This rather indistinctive luxury apartment building on the corner of Houston and Avenue A hides some remarkable features. To start, it was built by one of the East Village’s most notable characters, self-described “radical socialist turned real estate developer” Michael Rosen. Rosen grew up in Vermont, spent time on a kibbutz in Israel, and moved to New York City in 1983 as a junior professor of radical sociology at NYU. After a few years (and an unclear path), he ended up moving into real estate development. Red Square was one of his early ventures.
The dichotomy of Rosen is that he is both an active businessman and a well regarded social activist. Over the years, he has founded a Wall Street firm and served as CEO of a public company (whose offices were destroyed in the September 11 attacks). He developed this building and called it Red Square, mainly because it is red and it is square-shaped. But the statue on the roof? That’s Vladimir Lenin, direct from what was the USSR at the time of its manufacture. The way he is positioned has him enigmatically saluting Wall Street.

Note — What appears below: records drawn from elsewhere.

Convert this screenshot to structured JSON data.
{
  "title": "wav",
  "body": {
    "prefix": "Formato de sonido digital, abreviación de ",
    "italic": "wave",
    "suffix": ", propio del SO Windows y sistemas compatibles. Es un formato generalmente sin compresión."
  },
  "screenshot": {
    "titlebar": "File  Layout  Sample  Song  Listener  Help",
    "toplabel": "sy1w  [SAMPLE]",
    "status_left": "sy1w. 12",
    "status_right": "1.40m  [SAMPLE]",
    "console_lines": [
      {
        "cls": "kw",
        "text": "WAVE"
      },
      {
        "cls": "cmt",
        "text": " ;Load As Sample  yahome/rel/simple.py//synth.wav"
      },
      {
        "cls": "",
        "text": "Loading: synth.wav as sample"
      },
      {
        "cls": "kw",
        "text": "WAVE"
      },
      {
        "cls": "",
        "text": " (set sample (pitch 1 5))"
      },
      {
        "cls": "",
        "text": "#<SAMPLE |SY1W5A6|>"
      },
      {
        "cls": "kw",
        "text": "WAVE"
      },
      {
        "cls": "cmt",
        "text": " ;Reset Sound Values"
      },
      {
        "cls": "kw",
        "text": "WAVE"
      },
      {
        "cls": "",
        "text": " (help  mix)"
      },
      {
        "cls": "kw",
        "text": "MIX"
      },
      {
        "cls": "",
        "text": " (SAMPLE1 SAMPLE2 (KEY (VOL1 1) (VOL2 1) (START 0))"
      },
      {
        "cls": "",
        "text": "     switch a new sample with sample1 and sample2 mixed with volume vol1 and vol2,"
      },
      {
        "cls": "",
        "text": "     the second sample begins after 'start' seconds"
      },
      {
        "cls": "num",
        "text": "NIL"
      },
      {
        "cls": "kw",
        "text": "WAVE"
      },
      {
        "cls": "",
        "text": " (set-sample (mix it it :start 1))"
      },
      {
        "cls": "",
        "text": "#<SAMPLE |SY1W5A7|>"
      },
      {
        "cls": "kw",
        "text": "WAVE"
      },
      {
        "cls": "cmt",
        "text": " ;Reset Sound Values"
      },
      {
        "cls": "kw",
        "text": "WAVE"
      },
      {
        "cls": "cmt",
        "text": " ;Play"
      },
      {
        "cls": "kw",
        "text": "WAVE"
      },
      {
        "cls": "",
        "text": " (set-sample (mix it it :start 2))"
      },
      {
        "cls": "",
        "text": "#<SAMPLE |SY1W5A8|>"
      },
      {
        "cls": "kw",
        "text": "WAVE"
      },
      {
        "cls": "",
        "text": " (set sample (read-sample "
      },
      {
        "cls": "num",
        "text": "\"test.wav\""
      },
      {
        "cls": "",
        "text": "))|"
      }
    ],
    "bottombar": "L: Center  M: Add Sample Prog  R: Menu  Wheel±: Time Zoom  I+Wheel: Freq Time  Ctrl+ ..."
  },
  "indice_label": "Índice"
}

An avid supporter of the arts, Rosen brings that passion to the building. The lobby contains a large Julie Dermansky piece consisting of sea creatures carved into black steel panels, and the elevators are full of colorful animal mosaics by Claudia Nagy. In addition to the statue of Lenin, the rooftop contains the “Askew Clock” with jumbled numbers. The clock was created by accomplished graphic designer Tibor Kalman, a Hungarian immigrant who managed Colors magazine for several years.
Rosen’s influence in the neighborhood goes well beyond Red Square. He started a non-profit to preserve the East Village and essentially protect it from greedy developers‒yet critics point out that Red Square takes on the type of chain stores that the coalition discourages. A little older and more experienced, Rosen has said he now feels zoning laws never should have allowed a building as tall as Red Square to be put in this neighborhood.
Rosen himself lives in a luxury building in the area. While raising two boys they had adopted, he and his wife also unofficially took in five of the boys’ friends from the surrounding project housing, monitoring their education and sheltering them from the violence they had grown up with. Now mostly grown, the boys all consider the Rosens family. Rosen is considered a respected community activist who has also built subsidized housing and constructed halfway houses for victims of domestic violence.
Like the properties of Tony Goldman, Red Square is an example of how a developer can bring art, curiosity, and a little quirkiness to a neighborhood. Michael Rosen continues to be active in the East Village community.
|1989||Red Square Building constructed|
|1994||Lenin statue installed on roof|
|link||Forgotten New York: Red Square|
|article||Michael Rosen Fights Back After East Village Rezoning|
|article||Moscow on Houston St.|